**Items from an interface collection**.
------------------------------------

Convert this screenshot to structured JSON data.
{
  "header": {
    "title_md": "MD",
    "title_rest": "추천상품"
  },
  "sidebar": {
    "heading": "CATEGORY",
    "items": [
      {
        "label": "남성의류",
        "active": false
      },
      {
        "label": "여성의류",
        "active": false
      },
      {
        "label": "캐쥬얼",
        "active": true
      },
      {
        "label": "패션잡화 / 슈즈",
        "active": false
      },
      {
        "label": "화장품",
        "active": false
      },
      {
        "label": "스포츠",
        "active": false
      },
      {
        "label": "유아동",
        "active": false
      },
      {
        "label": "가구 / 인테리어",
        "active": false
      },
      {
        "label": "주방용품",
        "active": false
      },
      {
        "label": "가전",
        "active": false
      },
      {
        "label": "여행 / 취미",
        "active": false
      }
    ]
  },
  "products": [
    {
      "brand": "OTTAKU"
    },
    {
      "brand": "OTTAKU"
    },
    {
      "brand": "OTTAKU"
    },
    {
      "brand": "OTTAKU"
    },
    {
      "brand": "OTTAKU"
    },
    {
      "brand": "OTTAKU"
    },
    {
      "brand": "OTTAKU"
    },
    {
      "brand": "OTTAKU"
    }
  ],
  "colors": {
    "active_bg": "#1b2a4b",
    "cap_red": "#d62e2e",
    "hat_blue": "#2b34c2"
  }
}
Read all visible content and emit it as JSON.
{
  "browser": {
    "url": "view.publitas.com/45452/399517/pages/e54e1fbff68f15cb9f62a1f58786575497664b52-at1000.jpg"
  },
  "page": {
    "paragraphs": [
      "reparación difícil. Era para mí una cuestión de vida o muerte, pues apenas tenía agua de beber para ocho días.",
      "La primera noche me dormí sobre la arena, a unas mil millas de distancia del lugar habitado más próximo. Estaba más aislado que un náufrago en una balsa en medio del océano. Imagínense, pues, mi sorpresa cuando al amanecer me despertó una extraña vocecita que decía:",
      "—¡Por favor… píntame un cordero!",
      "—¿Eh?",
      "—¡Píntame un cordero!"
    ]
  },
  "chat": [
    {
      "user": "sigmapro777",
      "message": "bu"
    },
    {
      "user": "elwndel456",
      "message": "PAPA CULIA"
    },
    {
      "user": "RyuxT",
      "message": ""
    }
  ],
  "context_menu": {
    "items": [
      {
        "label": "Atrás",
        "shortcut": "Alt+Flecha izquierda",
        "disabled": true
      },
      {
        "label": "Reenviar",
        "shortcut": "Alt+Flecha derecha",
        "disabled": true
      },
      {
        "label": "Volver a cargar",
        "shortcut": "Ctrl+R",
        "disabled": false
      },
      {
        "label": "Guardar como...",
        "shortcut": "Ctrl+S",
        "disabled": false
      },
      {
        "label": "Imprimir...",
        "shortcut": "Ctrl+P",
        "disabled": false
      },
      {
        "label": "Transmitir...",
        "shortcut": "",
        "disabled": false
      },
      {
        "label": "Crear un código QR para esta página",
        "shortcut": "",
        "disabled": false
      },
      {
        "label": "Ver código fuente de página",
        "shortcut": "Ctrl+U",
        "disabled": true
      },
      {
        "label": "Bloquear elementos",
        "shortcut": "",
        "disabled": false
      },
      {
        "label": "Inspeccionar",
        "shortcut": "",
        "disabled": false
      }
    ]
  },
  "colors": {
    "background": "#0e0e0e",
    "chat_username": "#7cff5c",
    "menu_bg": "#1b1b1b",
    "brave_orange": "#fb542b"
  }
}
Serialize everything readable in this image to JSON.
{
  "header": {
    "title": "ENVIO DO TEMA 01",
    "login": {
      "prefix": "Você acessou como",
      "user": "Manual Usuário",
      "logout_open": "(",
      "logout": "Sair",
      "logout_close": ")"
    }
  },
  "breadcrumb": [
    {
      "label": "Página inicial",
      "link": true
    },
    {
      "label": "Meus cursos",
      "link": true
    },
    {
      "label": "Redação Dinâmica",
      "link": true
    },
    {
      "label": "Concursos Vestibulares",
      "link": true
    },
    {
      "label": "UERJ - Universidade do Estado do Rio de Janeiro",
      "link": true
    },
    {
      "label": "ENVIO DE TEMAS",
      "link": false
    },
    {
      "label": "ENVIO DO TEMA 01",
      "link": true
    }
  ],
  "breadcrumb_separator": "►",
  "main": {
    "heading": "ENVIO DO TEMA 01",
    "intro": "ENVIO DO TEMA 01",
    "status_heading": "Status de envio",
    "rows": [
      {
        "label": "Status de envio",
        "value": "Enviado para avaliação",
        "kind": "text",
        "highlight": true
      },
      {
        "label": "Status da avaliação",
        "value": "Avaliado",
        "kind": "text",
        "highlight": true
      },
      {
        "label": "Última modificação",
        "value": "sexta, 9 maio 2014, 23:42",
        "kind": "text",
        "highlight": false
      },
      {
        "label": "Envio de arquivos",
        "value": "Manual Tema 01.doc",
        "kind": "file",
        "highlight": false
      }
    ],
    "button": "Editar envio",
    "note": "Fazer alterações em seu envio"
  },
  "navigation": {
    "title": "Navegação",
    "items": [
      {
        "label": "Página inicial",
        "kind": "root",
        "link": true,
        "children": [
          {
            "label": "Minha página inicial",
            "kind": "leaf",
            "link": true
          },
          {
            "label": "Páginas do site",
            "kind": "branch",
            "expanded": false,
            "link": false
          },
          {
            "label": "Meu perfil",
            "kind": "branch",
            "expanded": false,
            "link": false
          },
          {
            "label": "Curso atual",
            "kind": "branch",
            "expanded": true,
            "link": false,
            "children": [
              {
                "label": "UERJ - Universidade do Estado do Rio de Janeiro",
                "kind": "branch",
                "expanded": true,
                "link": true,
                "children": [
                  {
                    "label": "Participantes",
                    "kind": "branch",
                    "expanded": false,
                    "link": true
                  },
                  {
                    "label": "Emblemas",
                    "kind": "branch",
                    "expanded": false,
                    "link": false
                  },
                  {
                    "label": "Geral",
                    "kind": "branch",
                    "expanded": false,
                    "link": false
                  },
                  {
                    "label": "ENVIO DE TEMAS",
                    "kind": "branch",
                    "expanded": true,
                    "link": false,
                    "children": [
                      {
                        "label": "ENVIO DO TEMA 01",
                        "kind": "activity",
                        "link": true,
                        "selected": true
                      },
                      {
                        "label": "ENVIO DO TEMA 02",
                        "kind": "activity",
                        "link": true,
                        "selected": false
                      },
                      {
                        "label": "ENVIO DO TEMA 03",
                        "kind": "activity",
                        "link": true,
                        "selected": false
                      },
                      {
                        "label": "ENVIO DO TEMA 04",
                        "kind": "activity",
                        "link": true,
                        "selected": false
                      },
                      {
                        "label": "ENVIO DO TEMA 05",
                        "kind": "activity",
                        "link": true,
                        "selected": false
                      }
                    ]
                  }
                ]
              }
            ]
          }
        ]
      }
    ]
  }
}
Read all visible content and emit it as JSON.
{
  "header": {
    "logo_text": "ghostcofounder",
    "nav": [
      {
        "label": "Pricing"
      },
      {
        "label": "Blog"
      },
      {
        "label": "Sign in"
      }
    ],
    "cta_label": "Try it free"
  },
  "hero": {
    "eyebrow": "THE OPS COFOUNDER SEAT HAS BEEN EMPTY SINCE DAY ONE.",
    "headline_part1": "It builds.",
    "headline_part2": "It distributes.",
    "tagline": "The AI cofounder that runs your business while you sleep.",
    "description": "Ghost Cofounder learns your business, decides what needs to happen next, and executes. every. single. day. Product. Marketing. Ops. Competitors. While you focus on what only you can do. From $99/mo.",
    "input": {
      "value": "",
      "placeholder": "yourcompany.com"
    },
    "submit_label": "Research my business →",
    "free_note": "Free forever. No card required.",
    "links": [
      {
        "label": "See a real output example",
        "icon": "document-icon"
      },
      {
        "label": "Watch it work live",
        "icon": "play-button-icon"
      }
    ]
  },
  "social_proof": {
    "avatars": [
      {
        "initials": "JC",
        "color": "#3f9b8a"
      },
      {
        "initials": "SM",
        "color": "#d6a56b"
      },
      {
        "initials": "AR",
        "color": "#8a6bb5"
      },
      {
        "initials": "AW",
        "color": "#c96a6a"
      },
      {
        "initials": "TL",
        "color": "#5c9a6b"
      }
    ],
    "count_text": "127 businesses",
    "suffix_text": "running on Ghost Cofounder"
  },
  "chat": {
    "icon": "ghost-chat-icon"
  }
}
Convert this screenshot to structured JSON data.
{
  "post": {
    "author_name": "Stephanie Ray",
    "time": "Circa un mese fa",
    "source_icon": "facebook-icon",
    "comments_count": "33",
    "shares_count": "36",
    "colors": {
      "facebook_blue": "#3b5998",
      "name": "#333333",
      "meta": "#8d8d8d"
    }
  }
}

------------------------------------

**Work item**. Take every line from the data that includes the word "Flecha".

**Problem solution**.
        "shortcut": "Alt+Flecha izquierda",
        "shortcut": "Alt+Flecha derecha",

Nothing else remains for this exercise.